## What is being asked
Filter the entries for the word "desc". Copy each line that has it.

## Records for the exercise
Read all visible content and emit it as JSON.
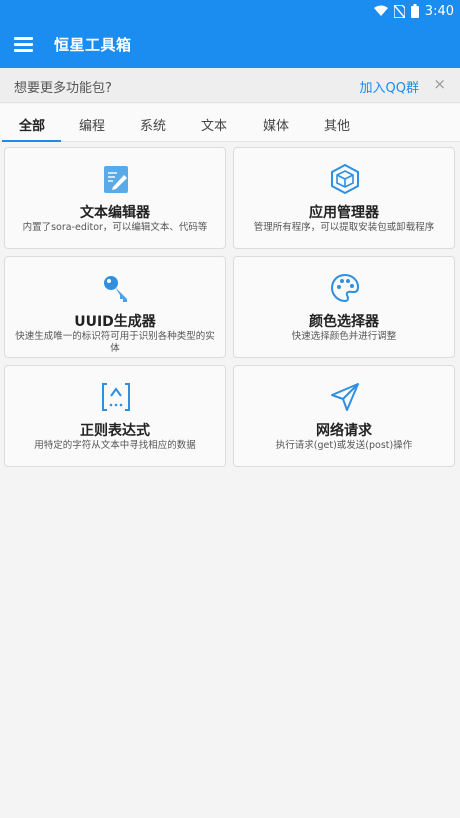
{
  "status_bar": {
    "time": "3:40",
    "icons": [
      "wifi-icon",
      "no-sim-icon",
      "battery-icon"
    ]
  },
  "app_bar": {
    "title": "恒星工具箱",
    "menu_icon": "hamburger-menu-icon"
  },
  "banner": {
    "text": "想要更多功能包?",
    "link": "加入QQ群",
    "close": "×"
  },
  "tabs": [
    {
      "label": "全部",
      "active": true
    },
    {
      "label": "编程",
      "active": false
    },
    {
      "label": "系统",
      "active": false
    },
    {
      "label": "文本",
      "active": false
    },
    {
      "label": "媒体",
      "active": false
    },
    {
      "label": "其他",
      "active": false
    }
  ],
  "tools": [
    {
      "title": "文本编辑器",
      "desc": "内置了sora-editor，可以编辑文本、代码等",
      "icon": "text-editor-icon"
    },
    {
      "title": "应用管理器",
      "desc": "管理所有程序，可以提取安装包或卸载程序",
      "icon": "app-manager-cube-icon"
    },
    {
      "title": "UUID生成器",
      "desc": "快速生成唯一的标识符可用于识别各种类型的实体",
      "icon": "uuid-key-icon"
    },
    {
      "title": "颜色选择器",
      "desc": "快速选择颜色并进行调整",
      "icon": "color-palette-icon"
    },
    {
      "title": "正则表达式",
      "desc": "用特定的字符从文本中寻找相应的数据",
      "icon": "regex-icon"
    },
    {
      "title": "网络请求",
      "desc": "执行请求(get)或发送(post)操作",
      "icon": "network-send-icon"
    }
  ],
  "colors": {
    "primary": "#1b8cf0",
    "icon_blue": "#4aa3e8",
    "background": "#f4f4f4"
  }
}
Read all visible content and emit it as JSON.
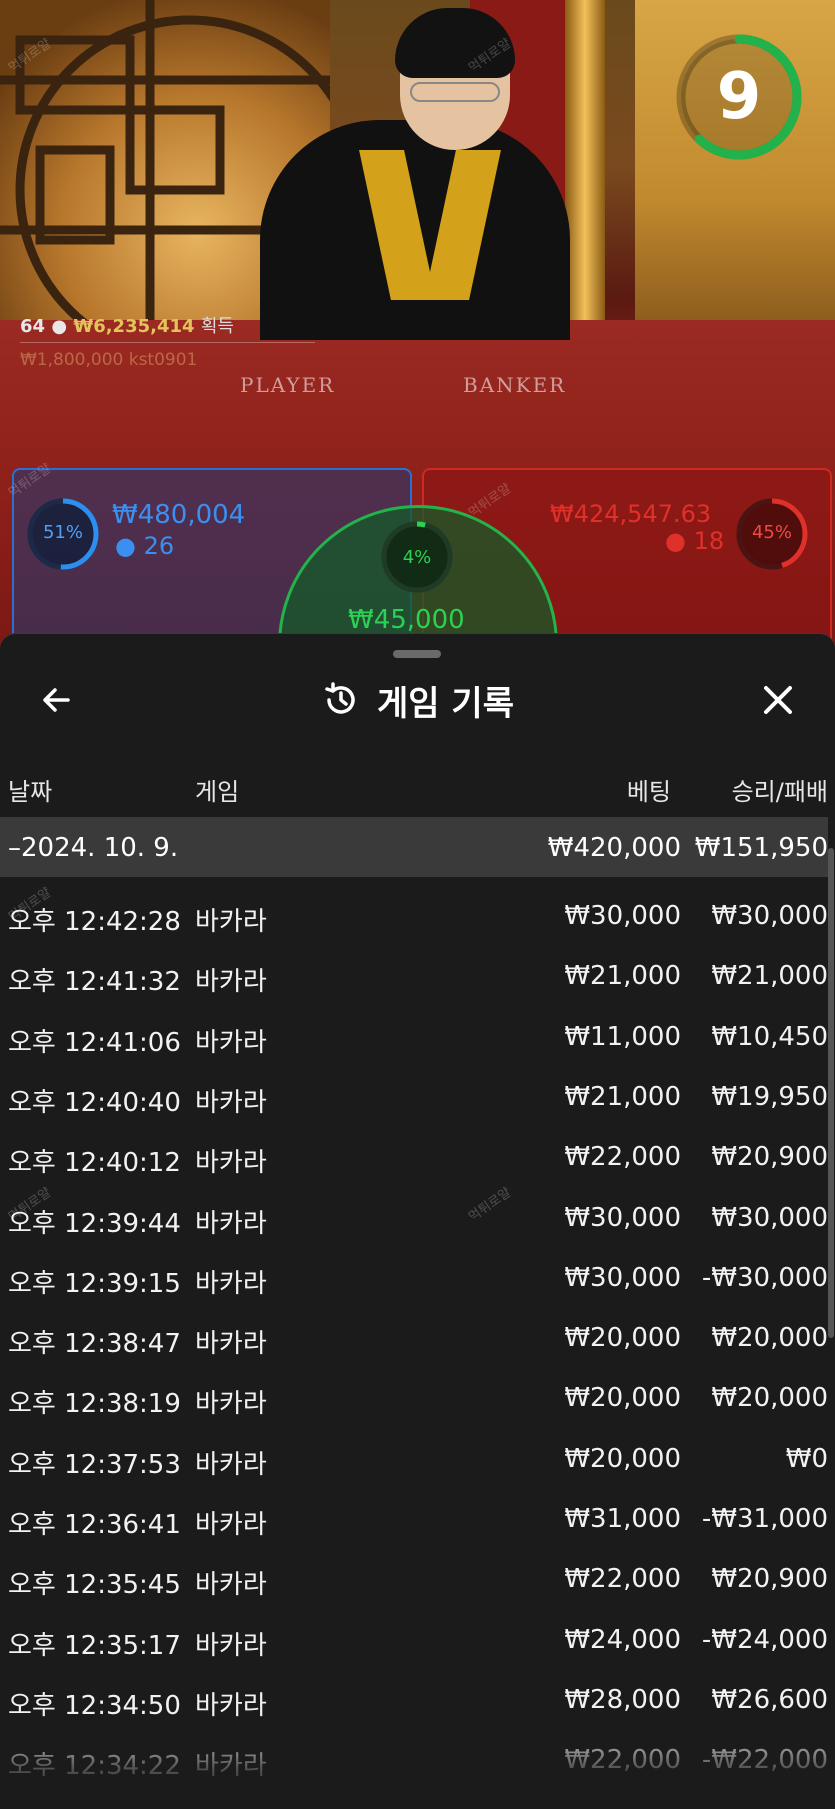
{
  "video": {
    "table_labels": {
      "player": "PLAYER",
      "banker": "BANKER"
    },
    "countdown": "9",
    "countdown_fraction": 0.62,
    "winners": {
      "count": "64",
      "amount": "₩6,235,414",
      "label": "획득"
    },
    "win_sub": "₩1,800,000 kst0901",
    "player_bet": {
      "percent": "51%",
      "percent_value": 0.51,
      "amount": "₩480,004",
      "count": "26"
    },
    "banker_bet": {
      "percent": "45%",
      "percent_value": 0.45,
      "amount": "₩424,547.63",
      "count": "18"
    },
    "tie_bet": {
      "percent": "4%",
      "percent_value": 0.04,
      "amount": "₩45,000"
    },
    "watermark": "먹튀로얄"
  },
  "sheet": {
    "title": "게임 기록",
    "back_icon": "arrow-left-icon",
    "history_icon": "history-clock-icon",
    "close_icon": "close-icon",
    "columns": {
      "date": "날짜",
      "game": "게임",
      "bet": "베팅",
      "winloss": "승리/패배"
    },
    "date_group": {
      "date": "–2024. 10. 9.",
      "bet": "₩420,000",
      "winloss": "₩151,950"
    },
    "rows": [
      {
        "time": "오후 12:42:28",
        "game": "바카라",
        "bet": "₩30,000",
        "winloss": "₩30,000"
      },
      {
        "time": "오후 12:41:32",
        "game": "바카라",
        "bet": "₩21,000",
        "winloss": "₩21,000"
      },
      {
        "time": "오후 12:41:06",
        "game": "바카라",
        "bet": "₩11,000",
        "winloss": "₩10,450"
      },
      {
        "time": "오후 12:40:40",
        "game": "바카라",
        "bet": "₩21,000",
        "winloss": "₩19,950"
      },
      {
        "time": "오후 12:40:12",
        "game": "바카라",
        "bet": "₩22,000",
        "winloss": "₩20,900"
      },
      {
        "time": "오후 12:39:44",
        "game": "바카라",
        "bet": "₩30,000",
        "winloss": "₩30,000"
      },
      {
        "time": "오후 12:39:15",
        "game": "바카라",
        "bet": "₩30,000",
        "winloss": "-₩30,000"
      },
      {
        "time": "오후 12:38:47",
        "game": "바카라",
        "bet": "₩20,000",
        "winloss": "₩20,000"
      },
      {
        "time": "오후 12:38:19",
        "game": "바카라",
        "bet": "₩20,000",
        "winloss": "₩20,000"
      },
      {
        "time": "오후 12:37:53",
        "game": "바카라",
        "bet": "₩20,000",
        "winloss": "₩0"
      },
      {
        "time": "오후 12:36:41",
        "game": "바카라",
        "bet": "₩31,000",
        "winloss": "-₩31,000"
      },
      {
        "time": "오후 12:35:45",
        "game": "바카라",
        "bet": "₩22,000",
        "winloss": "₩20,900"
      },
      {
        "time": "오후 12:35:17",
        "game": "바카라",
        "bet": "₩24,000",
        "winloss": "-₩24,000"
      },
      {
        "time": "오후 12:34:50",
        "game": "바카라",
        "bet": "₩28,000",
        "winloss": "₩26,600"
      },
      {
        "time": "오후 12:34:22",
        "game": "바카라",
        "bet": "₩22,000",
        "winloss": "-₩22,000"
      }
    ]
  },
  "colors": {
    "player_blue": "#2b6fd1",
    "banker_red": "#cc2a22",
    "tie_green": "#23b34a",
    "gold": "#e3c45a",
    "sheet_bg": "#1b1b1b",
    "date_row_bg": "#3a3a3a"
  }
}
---
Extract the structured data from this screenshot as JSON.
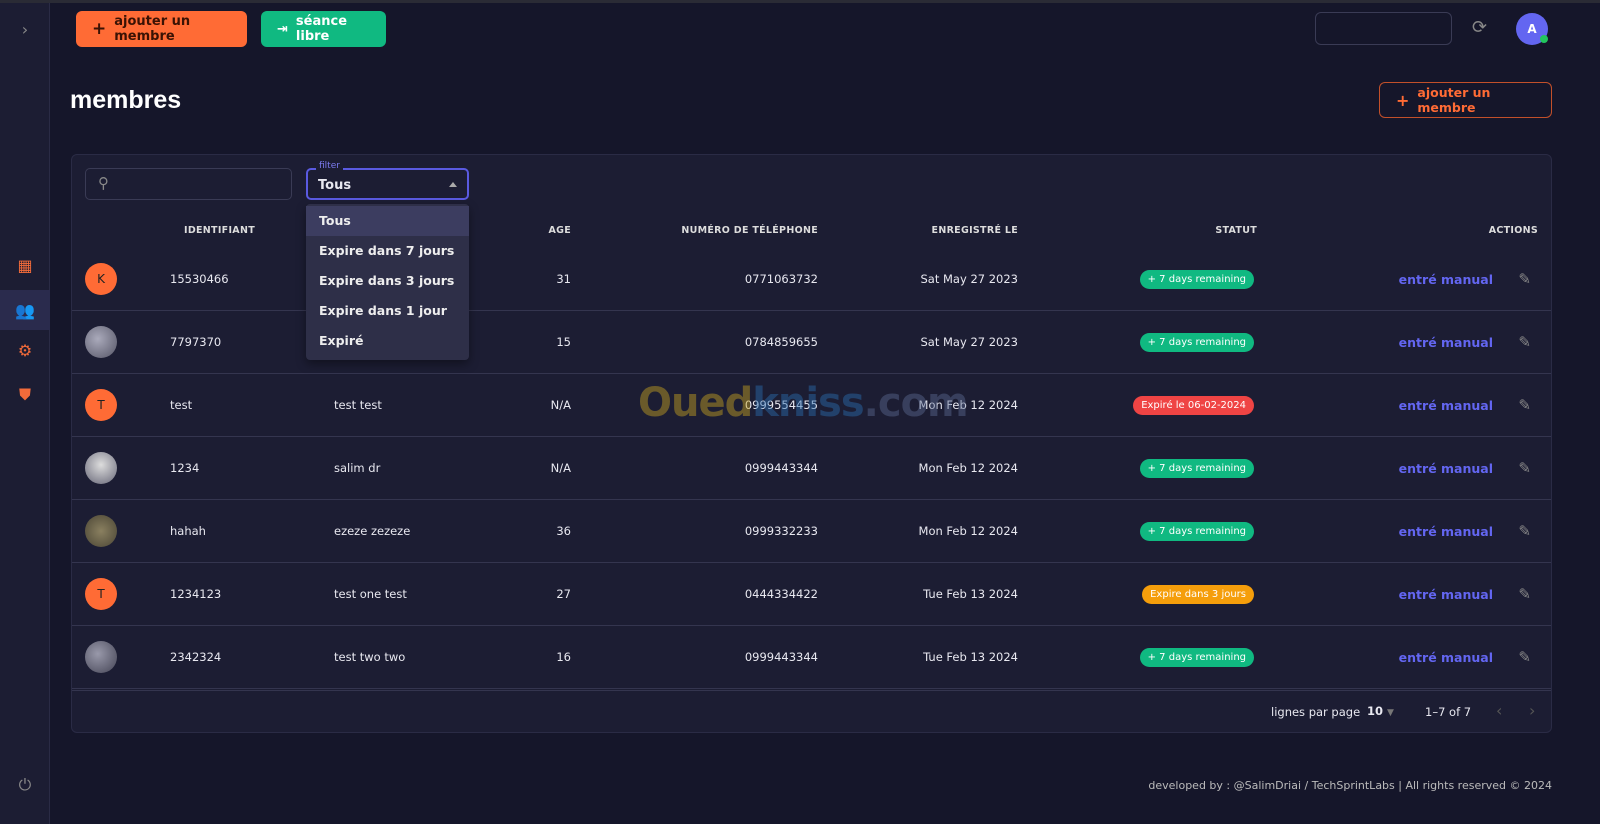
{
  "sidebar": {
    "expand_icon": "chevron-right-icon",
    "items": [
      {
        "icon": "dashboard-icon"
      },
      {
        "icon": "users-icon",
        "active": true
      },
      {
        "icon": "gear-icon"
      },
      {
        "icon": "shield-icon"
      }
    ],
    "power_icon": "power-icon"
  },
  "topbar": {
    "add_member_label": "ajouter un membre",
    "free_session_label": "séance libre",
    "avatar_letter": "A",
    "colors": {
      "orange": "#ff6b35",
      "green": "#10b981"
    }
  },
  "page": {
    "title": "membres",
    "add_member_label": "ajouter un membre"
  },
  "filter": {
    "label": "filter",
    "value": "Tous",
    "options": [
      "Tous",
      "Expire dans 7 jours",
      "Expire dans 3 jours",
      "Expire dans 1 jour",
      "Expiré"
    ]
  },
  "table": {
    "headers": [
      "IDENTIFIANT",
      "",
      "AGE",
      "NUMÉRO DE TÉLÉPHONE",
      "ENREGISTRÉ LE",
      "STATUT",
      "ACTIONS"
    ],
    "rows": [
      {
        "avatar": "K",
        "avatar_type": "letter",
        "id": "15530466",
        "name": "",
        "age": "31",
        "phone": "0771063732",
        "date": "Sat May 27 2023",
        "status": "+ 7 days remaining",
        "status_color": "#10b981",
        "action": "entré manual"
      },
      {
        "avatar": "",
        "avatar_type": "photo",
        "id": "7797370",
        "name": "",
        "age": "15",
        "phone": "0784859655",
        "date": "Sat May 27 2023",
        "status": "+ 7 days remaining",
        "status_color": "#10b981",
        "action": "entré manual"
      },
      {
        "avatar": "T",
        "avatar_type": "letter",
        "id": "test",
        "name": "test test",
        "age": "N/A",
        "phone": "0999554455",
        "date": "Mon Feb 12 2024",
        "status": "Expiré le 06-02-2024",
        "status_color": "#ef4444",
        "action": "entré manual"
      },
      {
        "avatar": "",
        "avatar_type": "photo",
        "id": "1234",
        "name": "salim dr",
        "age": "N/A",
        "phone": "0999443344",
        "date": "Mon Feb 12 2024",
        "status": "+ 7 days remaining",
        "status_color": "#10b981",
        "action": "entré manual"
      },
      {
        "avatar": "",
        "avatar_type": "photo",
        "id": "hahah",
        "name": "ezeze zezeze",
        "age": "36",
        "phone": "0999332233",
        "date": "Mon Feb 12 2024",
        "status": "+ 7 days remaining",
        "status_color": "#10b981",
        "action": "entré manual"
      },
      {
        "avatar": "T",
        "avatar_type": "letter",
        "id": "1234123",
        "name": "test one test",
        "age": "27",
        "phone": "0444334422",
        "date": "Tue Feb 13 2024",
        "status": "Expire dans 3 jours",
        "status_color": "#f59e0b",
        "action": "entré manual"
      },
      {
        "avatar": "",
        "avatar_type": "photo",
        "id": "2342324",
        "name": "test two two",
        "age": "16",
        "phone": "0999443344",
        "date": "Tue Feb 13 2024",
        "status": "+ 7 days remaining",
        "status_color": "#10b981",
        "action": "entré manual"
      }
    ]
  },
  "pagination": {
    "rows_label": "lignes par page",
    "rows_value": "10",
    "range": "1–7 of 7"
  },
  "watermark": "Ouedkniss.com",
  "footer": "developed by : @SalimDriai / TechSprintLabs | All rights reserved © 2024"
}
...
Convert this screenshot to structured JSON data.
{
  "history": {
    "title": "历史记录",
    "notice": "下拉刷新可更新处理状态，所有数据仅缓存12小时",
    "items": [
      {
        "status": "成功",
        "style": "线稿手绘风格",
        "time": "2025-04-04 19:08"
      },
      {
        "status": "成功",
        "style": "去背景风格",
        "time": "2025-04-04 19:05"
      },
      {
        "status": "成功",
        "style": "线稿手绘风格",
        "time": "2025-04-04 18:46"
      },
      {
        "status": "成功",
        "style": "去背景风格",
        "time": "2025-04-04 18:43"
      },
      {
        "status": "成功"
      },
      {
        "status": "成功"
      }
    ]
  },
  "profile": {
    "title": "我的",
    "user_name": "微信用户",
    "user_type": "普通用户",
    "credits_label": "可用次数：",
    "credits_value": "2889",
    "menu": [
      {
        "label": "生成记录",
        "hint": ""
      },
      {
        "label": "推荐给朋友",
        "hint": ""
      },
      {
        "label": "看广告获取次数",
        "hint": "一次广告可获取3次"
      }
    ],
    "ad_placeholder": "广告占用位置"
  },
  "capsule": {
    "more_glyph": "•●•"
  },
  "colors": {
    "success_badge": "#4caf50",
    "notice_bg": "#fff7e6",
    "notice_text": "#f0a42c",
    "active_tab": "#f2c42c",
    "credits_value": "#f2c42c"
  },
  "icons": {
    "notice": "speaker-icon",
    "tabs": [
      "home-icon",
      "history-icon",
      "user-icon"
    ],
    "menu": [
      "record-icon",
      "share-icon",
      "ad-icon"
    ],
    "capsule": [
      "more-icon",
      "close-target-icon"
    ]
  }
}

## Completed exercise
      "desc": "内置了sora-editor，可以编辑文本、代码等",
      "desc": "管理所有程序，可以提取安装包或卸载程序",
      "desc": "快速生成唯一的标识符可用于识别各种类型的实体",
      "desc": "快速选择颜色并进行调整",
      "desc": "用特定的字符从文本中寻找相应的数据",
      "desc": "执行请求(get)或发送(post)操作",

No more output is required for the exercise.